Exercise:
Search the records for the word "data" and copy each line in which it appears.

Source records
++++

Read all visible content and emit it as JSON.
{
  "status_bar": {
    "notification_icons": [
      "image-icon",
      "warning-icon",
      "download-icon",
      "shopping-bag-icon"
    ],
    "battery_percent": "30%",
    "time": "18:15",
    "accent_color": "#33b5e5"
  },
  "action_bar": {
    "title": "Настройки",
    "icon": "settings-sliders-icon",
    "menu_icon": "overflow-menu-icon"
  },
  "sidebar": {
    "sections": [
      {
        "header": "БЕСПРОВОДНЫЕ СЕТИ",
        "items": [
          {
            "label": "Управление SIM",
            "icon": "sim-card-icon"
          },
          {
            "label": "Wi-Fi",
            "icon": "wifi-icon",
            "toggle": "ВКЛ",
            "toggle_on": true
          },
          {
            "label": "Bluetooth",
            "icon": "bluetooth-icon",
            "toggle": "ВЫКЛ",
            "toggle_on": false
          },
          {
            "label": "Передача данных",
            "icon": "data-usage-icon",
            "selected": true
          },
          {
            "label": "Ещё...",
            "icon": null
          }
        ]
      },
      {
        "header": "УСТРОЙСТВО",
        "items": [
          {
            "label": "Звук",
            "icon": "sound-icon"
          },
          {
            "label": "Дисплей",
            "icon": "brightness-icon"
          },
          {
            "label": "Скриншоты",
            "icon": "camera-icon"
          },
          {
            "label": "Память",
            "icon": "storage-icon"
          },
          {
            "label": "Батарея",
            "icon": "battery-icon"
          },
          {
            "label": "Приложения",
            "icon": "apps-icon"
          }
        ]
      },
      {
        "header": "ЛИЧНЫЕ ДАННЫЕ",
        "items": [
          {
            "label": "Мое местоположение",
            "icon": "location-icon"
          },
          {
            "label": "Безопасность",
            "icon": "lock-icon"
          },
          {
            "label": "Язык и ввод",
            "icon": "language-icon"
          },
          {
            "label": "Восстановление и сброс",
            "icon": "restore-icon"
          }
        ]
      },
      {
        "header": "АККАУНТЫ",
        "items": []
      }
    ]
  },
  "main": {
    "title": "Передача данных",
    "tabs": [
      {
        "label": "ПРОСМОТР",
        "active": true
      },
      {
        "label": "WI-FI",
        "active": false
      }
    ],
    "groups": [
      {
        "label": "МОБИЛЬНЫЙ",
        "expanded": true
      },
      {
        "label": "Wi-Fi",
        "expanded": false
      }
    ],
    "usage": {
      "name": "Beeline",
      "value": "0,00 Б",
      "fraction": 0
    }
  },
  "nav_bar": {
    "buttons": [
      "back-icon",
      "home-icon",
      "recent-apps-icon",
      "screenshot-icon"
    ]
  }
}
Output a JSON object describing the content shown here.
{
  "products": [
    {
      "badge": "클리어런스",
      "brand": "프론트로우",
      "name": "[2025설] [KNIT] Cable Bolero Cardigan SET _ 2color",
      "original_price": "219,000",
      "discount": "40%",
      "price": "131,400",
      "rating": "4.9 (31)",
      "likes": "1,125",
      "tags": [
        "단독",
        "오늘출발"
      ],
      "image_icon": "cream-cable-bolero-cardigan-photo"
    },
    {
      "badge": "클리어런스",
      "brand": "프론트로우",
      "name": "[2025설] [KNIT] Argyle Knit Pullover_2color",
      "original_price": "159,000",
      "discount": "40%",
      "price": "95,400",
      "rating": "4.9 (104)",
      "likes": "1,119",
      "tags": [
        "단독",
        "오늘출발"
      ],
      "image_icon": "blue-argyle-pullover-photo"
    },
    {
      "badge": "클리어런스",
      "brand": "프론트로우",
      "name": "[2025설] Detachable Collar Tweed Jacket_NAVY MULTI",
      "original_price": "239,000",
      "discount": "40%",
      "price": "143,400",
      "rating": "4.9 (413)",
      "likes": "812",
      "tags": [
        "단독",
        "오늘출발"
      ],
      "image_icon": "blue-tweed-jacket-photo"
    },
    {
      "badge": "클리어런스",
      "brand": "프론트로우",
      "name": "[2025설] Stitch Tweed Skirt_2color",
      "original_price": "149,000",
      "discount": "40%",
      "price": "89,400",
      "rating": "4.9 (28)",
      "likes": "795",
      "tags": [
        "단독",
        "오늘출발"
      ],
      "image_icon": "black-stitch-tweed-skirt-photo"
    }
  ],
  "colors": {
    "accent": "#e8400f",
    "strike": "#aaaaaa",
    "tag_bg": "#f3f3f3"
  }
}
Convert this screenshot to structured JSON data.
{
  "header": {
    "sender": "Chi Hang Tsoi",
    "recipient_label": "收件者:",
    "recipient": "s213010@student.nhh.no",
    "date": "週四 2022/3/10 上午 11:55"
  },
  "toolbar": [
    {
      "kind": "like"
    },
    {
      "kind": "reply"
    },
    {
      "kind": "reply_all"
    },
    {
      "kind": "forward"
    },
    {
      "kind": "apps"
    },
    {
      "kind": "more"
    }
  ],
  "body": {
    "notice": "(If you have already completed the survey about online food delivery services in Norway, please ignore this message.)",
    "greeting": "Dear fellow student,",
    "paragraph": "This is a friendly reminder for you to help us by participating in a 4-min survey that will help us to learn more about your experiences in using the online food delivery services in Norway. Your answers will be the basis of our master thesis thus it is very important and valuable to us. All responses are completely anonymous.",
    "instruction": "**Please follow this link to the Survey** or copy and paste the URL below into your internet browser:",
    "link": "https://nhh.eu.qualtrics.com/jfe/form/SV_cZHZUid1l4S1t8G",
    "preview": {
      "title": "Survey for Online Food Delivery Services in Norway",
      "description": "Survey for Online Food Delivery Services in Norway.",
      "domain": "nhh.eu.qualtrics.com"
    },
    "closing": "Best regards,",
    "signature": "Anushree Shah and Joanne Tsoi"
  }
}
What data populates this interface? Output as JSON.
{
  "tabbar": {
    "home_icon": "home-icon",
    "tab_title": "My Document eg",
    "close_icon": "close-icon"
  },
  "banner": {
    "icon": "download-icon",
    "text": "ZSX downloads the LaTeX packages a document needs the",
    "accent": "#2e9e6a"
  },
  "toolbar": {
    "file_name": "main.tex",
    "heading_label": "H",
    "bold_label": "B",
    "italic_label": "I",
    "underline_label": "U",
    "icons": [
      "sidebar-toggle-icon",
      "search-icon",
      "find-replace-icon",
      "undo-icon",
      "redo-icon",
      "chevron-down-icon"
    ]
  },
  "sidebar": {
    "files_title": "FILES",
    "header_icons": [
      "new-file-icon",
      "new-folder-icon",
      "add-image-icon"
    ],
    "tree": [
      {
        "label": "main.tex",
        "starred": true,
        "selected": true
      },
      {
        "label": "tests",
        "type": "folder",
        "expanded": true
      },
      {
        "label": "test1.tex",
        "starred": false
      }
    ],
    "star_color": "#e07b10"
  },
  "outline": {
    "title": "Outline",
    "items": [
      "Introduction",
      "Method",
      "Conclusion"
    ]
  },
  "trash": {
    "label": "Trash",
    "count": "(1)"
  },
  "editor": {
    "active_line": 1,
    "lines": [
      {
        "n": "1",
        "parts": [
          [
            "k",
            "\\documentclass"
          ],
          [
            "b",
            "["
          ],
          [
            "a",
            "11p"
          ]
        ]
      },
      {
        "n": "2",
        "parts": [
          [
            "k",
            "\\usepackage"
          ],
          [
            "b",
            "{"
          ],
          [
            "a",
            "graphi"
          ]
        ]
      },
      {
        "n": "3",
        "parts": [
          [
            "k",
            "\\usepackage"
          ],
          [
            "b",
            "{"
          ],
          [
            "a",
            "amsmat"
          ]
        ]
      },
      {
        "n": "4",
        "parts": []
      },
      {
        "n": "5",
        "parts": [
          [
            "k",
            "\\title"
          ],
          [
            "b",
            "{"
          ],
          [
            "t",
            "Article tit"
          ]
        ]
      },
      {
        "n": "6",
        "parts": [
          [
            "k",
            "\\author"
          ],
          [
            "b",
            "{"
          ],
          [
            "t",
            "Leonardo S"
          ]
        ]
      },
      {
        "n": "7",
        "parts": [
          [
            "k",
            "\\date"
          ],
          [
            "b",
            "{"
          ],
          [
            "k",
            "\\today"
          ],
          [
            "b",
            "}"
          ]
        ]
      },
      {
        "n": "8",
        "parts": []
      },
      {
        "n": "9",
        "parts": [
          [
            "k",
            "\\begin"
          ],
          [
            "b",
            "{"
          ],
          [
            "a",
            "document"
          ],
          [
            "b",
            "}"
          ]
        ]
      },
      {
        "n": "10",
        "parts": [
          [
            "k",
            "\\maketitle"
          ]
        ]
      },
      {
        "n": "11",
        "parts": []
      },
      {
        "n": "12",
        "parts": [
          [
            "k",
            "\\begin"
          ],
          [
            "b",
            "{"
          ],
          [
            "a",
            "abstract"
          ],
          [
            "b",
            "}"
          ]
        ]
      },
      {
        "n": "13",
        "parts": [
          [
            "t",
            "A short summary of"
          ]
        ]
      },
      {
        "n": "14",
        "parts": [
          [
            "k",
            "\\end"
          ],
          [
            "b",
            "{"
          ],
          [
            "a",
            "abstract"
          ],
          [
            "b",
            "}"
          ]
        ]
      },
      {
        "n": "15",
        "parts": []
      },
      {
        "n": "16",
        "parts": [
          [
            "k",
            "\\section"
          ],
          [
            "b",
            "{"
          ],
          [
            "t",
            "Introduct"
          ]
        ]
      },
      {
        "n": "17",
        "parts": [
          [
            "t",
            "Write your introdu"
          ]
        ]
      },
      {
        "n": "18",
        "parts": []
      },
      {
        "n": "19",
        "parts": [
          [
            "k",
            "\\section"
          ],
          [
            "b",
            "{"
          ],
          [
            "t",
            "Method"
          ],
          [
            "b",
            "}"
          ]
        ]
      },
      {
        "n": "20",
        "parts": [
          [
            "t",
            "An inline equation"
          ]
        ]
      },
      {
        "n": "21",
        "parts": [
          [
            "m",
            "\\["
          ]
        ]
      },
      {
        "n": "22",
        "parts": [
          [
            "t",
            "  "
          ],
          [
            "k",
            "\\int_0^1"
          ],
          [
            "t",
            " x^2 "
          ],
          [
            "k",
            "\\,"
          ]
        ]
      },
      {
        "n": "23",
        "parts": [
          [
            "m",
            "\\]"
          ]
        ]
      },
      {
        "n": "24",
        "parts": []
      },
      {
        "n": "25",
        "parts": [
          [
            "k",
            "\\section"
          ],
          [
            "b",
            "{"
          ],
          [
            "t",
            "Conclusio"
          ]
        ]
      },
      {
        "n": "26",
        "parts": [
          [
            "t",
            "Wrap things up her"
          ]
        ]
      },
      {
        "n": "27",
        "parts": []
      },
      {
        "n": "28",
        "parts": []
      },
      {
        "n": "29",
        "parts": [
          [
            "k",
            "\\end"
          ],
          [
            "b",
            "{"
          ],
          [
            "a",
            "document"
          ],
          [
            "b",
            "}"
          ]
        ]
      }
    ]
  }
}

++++

Solution:
            "icon": "data-usage-icon",
Convert this screenshot to structured JSON data.
What data populates this interface? Output as JSON.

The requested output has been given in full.